TASK: For each line in the data below that has the word "timestamp", copy that line.
==== DATA SHOWN
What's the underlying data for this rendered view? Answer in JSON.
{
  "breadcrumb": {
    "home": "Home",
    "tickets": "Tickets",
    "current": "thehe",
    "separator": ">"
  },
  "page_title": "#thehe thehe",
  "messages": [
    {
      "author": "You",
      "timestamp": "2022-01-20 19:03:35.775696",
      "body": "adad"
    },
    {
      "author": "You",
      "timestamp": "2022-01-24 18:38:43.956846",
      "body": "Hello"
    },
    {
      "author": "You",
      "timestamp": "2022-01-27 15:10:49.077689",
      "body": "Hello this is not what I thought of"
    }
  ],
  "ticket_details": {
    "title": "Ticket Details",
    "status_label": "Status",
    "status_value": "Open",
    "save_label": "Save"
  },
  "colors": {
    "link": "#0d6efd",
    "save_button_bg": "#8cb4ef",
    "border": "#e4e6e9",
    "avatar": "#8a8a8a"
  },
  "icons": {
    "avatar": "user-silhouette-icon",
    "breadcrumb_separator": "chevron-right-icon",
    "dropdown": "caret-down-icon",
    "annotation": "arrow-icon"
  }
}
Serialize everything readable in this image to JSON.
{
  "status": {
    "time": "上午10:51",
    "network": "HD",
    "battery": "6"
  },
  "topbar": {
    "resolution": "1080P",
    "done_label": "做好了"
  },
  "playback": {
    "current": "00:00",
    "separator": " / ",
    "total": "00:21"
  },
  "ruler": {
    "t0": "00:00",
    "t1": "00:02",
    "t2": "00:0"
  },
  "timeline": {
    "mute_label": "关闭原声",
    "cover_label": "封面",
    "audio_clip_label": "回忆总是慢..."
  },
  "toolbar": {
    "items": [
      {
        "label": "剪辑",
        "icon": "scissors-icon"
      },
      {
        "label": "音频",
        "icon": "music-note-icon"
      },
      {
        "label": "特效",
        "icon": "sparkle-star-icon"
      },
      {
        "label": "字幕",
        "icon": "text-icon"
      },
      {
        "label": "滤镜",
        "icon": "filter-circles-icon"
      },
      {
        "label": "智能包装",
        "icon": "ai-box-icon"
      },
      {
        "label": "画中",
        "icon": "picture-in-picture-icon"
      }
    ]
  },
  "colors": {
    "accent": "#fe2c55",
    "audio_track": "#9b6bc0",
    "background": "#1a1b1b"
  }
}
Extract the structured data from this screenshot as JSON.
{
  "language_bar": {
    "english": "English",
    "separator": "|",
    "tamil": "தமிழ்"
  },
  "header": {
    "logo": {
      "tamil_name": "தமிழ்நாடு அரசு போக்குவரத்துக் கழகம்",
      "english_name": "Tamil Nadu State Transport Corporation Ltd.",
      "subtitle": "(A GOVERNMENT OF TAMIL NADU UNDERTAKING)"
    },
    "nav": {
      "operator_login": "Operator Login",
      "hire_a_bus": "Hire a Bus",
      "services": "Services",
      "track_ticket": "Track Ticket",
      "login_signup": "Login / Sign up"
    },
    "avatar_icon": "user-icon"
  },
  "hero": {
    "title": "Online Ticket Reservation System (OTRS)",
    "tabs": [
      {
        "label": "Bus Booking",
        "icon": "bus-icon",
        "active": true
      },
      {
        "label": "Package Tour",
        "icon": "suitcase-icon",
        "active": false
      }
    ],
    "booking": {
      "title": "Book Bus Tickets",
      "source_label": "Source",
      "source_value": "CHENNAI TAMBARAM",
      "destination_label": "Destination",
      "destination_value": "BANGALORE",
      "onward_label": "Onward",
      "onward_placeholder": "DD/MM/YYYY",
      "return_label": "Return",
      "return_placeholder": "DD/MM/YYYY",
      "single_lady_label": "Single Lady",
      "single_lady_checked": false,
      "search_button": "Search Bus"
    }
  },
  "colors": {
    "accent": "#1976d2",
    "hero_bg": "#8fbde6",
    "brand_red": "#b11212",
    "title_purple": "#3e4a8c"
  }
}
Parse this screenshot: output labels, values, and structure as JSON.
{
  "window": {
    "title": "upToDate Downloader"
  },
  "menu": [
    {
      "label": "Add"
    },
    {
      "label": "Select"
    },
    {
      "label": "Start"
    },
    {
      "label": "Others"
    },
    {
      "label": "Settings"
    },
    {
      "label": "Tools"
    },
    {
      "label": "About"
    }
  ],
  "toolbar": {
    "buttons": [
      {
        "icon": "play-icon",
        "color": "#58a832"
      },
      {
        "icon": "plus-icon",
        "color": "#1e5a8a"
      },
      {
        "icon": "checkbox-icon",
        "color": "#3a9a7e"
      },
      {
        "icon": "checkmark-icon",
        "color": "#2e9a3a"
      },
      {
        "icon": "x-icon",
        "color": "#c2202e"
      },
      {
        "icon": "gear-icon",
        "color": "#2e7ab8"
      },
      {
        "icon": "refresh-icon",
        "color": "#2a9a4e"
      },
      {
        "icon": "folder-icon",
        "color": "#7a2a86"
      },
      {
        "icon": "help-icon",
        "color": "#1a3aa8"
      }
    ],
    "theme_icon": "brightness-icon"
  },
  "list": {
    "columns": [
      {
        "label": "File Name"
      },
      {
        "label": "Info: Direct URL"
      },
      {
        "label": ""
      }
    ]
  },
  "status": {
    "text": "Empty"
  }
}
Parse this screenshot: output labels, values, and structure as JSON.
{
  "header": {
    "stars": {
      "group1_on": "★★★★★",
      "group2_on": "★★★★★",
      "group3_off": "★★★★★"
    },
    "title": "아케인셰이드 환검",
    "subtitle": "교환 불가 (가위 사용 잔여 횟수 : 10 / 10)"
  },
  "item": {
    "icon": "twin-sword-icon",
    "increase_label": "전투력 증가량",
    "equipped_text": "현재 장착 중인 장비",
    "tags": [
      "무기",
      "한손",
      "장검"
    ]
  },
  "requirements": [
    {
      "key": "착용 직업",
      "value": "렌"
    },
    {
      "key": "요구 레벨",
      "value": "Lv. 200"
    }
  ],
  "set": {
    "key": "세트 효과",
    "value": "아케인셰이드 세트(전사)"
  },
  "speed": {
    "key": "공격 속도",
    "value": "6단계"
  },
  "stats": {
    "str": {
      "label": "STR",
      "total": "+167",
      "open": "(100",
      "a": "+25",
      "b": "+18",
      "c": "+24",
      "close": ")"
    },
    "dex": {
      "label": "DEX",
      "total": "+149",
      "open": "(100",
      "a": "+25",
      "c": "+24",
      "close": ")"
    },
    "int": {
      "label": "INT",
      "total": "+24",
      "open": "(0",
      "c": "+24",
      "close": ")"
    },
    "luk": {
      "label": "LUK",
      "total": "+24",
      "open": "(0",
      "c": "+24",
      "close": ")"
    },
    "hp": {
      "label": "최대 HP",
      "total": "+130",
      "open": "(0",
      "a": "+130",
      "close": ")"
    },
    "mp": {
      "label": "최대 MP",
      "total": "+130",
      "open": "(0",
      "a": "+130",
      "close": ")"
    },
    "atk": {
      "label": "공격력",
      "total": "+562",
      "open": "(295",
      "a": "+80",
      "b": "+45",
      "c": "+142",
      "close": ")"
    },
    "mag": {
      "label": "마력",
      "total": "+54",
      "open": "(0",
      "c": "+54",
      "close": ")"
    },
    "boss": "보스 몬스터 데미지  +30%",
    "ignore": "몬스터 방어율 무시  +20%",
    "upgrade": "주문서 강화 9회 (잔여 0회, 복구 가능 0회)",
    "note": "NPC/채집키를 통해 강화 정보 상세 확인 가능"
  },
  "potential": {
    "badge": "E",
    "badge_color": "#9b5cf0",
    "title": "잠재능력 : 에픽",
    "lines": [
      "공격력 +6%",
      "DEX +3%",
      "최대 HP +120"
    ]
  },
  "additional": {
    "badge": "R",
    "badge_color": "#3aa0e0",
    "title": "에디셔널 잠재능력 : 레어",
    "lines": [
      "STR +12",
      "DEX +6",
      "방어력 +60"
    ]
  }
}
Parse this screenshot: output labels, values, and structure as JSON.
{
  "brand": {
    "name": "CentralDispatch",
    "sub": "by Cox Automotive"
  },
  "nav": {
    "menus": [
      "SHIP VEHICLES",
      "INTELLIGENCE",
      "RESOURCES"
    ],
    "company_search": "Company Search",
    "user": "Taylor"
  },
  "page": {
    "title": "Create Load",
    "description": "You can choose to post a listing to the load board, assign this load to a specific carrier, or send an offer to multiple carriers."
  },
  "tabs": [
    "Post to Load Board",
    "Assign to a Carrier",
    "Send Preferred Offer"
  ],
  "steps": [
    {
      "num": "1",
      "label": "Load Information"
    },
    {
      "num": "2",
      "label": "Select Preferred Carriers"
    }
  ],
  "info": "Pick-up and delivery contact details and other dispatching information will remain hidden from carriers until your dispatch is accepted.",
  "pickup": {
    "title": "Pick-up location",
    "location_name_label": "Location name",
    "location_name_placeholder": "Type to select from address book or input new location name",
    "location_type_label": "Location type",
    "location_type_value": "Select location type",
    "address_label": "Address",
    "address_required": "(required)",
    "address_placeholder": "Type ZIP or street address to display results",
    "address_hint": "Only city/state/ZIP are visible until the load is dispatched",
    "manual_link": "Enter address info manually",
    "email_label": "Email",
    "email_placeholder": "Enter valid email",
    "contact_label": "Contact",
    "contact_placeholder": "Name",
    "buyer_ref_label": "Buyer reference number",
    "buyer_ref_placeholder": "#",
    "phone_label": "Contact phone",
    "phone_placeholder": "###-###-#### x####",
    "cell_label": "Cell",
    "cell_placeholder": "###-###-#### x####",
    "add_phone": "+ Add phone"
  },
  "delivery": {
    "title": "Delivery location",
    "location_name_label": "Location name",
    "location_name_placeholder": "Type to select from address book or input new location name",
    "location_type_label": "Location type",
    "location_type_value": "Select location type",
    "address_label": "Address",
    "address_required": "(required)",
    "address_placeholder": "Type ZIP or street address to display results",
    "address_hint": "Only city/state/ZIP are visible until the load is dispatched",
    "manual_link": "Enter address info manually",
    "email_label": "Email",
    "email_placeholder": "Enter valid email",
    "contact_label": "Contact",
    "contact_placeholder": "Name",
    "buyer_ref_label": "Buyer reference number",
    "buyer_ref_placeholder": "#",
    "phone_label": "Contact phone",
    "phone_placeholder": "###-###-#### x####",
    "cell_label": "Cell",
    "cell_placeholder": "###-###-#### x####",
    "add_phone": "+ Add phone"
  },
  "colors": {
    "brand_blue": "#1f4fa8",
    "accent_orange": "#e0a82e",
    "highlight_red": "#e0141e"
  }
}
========
REPLY TO THE EXERCISE:
      "timestamp": "2022-01-20 19:03:35.775696",
      "timestamp": "2022-01-24 18:38:43.956846",
      "timestamp": "2022-01-27 15:10:49.077689",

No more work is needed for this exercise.